Stored records:
====
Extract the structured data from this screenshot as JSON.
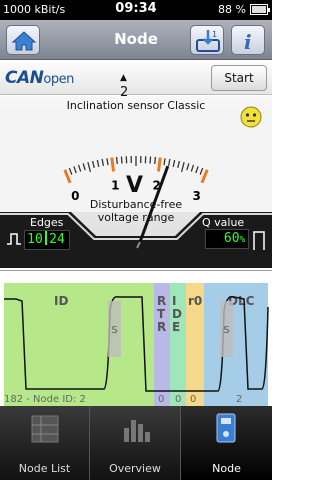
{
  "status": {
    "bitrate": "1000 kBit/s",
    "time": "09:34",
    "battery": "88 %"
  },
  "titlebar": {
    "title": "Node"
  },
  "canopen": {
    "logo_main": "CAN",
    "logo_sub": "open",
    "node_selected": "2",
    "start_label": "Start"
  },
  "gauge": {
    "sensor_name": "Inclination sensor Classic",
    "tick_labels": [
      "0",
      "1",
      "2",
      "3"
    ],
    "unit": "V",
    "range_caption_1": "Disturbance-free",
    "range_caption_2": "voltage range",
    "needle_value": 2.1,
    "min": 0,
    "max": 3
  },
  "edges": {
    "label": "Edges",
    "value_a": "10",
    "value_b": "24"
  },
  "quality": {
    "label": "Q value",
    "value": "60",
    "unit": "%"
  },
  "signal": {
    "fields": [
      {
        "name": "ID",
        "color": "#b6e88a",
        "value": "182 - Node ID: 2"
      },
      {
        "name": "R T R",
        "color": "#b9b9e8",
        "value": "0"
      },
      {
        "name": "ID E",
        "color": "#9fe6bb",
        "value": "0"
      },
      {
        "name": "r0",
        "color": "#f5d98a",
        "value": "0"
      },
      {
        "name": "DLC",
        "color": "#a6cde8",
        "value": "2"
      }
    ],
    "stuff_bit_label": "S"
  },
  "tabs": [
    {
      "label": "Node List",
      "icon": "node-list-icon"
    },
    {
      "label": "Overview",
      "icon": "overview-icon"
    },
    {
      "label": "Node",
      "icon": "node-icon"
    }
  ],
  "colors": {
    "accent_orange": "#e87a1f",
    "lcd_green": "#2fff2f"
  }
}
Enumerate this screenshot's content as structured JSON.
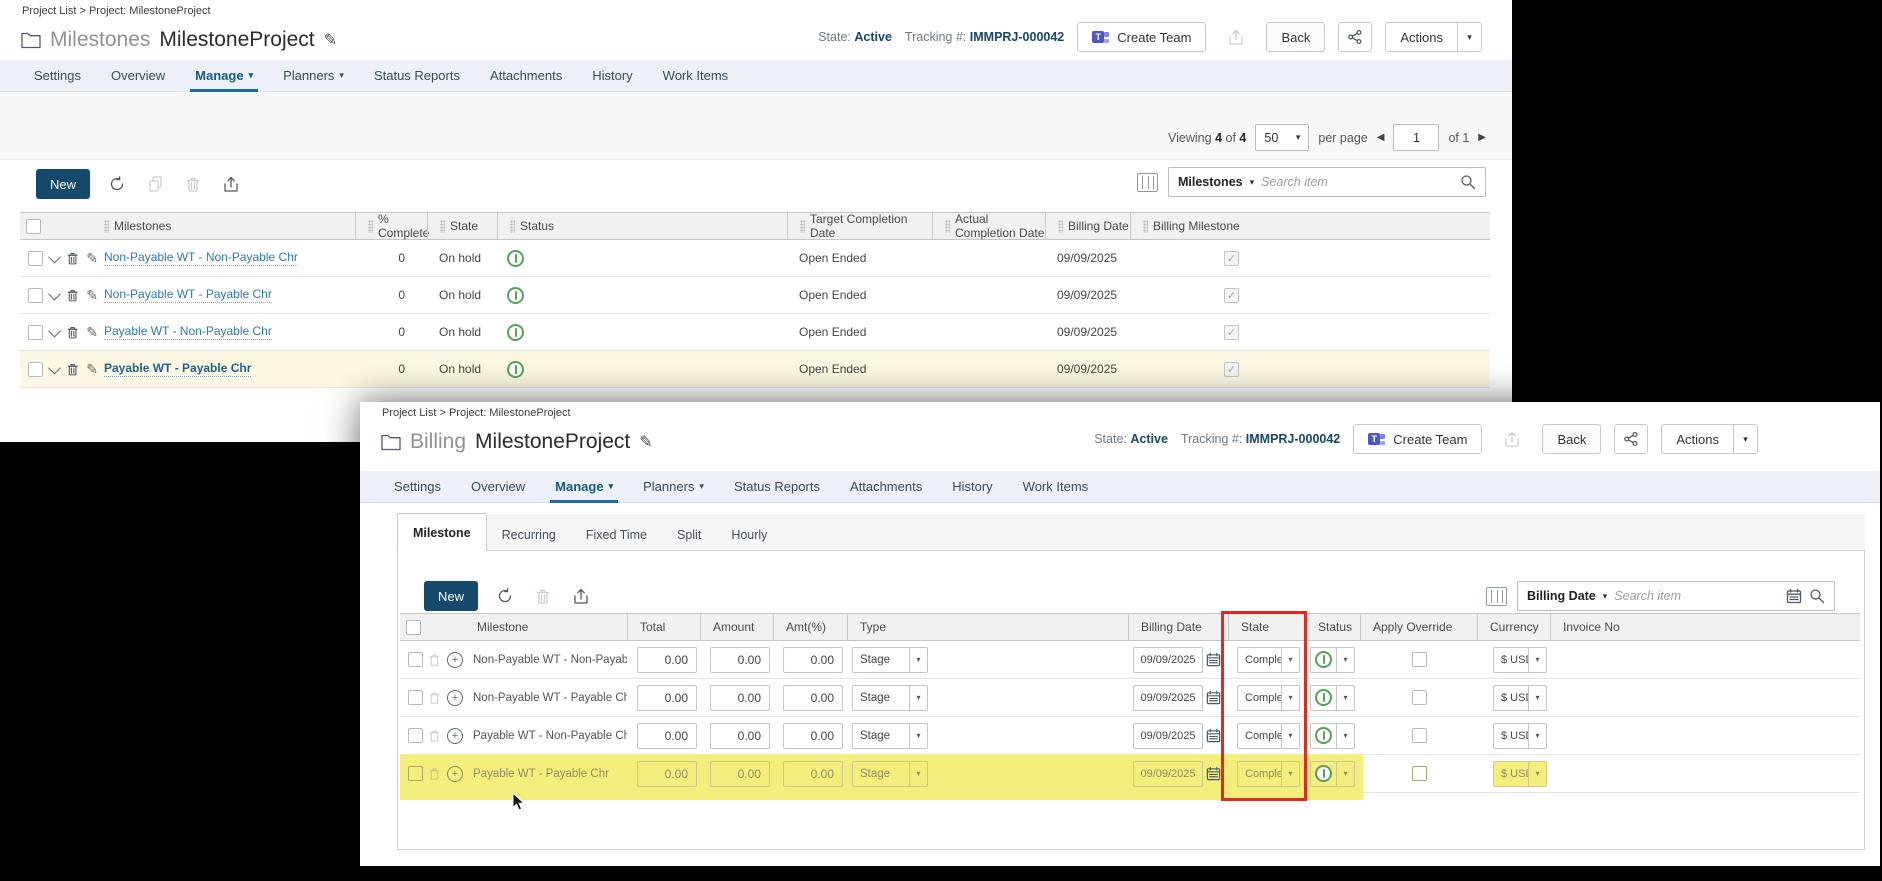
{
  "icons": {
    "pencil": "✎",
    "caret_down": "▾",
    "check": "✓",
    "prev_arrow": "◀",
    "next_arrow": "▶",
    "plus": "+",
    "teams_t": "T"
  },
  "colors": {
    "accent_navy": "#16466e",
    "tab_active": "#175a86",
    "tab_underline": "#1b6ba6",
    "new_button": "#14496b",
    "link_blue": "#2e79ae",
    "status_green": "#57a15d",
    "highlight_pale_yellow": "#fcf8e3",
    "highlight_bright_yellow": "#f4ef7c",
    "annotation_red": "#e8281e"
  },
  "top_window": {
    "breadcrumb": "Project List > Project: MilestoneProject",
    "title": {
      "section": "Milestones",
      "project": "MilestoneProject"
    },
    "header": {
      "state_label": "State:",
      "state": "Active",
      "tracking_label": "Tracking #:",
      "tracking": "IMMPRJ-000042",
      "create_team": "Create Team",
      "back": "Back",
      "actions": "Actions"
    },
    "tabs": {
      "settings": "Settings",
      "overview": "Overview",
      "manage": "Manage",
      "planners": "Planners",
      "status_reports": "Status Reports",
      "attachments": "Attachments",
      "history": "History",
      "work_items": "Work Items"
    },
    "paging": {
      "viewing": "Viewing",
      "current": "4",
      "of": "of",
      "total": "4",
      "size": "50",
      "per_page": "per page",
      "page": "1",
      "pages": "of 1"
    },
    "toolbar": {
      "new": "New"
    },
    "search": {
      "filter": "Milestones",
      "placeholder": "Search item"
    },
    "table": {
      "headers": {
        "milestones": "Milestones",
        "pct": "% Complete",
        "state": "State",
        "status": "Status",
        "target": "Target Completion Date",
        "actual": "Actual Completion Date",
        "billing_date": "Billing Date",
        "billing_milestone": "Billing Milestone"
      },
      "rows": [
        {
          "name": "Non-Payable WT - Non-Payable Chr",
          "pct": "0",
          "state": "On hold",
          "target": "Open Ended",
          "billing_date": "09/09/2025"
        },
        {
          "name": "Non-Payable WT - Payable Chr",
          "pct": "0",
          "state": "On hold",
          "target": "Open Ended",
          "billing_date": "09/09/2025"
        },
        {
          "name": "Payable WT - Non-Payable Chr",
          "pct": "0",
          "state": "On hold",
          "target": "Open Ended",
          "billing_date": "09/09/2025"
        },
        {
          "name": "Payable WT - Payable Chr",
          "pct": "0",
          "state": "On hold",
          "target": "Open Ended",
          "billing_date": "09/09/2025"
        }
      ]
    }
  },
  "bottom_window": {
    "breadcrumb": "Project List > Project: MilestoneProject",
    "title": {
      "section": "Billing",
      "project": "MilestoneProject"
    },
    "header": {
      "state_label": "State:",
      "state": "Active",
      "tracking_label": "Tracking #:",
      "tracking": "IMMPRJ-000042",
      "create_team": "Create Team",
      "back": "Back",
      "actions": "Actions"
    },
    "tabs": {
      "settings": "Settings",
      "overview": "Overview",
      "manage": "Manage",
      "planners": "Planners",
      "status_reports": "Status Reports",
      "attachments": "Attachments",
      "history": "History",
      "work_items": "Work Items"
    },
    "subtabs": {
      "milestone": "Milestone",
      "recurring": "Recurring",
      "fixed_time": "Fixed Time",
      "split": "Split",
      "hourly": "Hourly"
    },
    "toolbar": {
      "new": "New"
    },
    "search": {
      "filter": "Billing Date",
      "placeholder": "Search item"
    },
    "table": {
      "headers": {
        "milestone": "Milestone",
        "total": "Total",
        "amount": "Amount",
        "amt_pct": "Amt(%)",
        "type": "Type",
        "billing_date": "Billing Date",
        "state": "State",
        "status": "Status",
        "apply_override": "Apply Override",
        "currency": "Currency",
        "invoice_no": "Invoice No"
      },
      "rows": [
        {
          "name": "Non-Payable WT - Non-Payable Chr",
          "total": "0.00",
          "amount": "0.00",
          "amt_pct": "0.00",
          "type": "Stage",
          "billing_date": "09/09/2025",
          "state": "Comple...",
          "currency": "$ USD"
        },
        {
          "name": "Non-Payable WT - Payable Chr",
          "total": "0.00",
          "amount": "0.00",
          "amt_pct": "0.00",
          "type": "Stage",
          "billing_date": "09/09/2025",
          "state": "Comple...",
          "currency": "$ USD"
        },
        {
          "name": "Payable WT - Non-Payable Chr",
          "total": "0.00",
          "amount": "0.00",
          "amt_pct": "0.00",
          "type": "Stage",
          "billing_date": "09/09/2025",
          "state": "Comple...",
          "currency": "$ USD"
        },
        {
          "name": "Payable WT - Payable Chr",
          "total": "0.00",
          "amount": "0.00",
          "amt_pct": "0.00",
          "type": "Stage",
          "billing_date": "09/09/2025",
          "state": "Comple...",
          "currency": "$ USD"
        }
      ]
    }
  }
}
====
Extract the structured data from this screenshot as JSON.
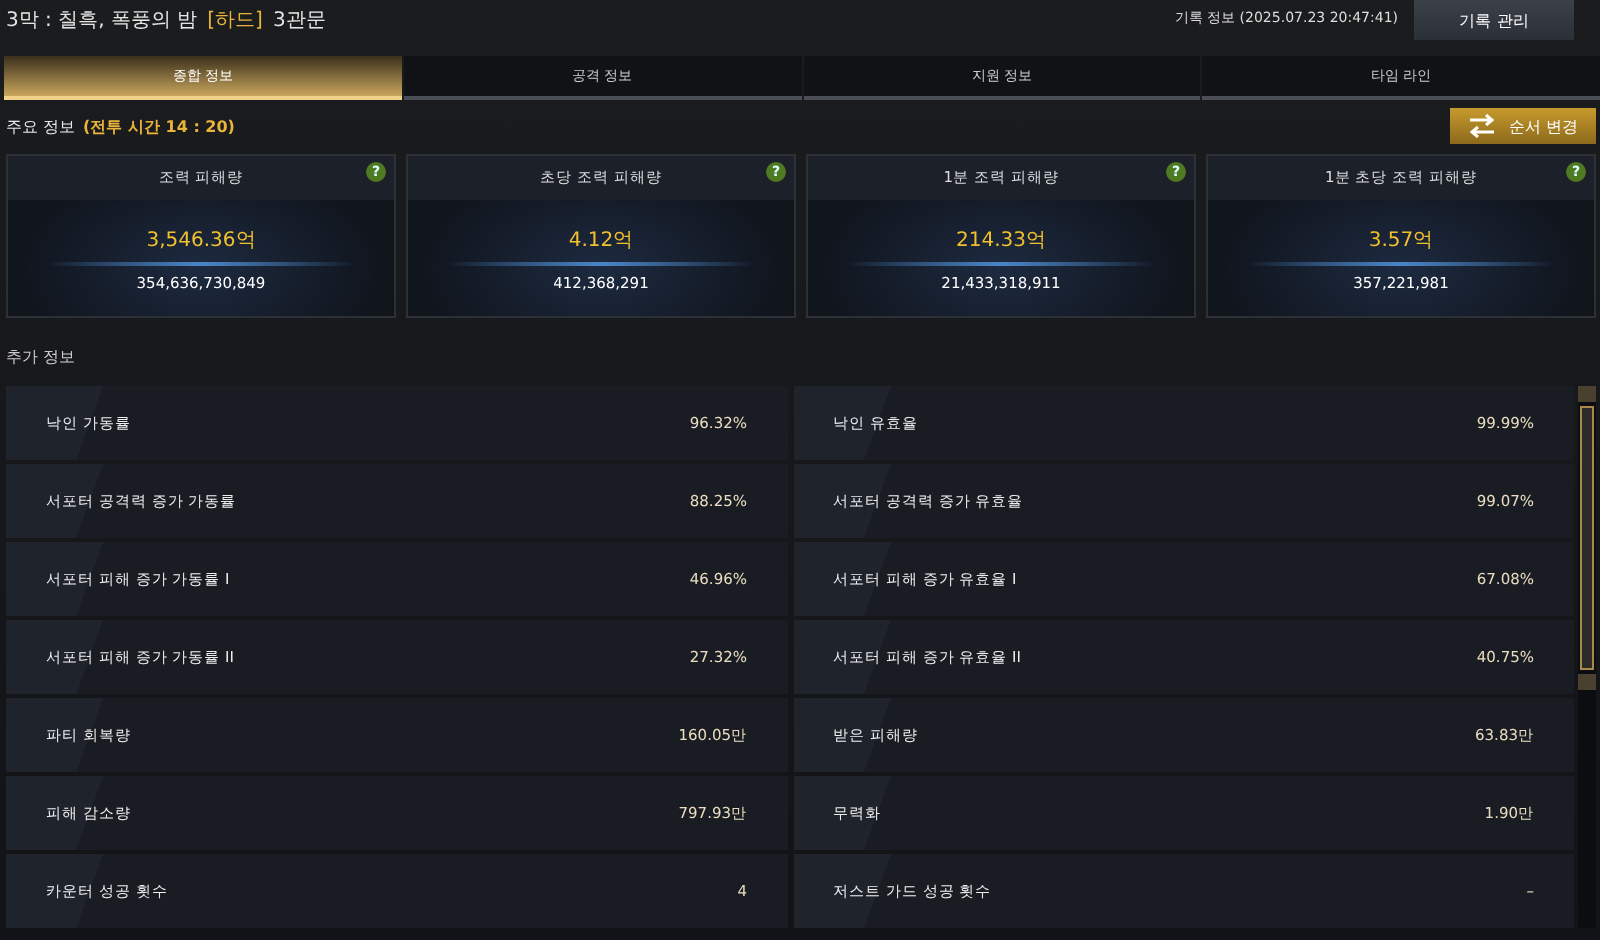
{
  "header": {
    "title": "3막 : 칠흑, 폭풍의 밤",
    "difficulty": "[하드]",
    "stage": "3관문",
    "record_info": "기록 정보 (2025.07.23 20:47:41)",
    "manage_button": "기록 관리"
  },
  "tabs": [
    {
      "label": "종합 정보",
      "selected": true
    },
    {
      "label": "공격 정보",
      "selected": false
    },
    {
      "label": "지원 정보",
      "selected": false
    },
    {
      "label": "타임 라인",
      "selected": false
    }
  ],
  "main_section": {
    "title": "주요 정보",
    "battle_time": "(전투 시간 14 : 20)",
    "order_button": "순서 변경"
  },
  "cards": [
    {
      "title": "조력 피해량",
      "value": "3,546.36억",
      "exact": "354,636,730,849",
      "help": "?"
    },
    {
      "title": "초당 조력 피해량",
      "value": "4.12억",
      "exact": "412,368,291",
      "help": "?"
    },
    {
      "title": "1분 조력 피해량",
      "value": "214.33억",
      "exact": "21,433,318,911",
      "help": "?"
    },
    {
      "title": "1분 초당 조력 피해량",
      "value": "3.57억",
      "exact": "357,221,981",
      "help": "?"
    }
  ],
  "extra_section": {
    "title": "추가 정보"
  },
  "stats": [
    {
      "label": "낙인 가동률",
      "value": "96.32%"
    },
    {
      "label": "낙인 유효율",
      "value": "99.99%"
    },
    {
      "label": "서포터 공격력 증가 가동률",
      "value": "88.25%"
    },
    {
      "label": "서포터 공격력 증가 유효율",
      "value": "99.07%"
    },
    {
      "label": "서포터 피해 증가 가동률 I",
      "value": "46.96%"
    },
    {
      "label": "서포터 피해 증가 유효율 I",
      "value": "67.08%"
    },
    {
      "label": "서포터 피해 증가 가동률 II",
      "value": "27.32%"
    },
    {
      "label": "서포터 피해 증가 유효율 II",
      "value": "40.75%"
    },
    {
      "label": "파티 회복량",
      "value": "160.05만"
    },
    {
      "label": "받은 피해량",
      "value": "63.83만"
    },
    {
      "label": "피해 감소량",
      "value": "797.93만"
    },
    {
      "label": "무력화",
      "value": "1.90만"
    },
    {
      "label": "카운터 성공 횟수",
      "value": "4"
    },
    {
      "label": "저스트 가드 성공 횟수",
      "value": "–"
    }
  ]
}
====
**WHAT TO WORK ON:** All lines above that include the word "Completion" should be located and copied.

**RESPONSE:**
        "target": "Target Completion Date",
        "actual": "Actual Completion Date",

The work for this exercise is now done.